*WORK TO BE COMPLETED*
Copy out each line of the data holding "Enter".

------ EXTRACTED MATERIAL

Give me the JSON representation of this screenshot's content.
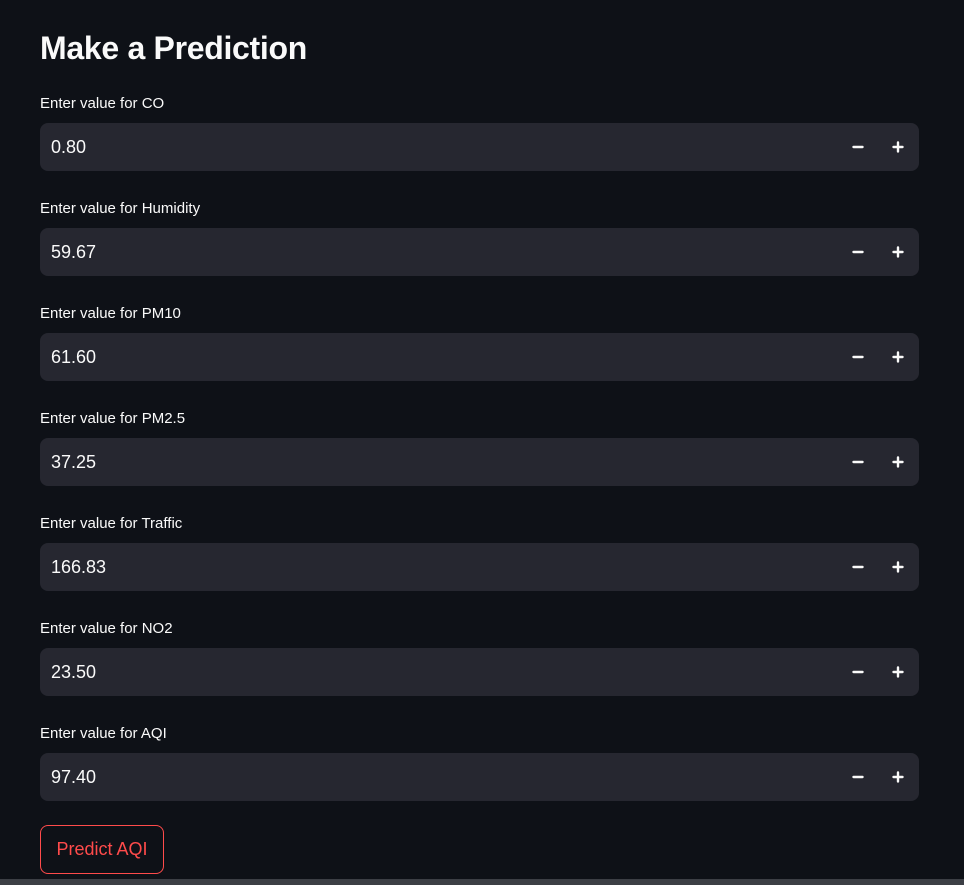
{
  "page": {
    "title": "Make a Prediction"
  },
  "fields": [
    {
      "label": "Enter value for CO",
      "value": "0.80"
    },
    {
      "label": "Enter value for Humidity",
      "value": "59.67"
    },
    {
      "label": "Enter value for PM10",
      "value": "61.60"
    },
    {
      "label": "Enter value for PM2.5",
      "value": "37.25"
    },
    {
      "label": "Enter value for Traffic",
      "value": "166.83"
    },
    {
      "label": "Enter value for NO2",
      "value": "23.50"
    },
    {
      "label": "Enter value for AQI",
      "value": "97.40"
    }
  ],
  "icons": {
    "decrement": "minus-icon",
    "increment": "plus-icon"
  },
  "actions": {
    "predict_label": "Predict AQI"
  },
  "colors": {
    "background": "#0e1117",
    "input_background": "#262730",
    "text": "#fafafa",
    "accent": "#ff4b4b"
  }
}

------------
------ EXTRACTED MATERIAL

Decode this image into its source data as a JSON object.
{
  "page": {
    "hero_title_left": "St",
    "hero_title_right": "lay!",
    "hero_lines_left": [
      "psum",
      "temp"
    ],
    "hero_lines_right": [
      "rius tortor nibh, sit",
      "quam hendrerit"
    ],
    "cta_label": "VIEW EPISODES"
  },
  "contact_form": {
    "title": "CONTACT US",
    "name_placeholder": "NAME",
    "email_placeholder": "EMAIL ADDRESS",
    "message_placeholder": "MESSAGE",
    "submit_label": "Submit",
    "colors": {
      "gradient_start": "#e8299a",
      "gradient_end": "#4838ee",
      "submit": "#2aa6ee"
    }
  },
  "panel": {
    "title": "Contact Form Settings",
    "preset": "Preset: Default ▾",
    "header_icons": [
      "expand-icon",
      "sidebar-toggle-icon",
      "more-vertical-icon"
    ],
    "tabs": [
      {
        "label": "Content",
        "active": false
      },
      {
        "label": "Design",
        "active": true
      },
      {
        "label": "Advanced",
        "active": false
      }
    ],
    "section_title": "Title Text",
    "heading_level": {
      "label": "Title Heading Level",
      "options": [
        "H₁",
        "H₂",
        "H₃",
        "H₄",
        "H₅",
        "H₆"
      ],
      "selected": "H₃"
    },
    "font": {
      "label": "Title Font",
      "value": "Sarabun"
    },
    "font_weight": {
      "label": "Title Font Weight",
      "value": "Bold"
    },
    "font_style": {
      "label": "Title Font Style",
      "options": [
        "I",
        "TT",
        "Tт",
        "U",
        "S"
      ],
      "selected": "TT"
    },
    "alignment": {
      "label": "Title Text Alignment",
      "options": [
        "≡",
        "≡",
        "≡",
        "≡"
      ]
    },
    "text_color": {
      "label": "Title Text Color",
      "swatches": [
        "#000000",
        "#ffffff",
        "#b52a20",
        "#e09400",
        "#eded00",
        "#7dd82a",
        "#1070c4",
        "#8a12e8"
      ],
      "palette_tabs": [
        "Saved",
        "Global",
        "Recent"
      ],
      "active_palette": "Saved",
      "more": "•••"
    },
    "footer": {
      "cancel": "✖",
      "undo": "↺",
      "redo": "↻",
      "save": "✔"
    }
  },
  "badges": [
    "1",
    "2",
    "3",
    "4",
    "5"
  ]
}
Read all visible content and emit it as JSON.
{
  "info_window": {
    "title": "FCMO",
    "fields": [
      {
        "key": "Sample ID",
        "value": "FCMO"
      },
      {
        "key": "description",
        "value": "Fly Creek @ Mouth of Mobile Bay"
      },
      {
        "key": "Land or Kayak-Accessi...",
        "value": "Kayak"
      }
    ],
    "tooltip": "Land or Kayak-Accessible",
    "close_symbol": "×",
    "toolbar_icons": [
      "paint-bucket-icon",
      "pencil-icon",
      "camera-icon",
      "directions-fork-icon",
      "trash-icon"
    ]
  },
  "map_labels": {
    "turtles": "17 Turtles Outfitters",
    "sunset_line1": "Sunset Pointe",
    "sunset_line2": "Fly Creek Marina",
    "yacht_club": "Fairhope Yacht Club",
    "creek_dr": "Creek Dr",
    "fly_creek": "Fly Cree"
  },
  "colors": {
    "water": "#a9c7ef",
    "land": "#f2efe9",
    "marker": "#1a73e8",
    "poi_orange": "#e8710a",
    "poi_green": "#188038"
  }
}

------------

*SOLUTION TO THIS PROBLEM*
      "label": "Enter value for CO",
      "label": "Enter value for Humidity",
      "label": "Enter value for PM10",
      "label": "Enter value for PM2.5",
      "label": "Enter value for Traffic",
      "label": "Enter value for NO2",
      "label": "Enter value for AQI",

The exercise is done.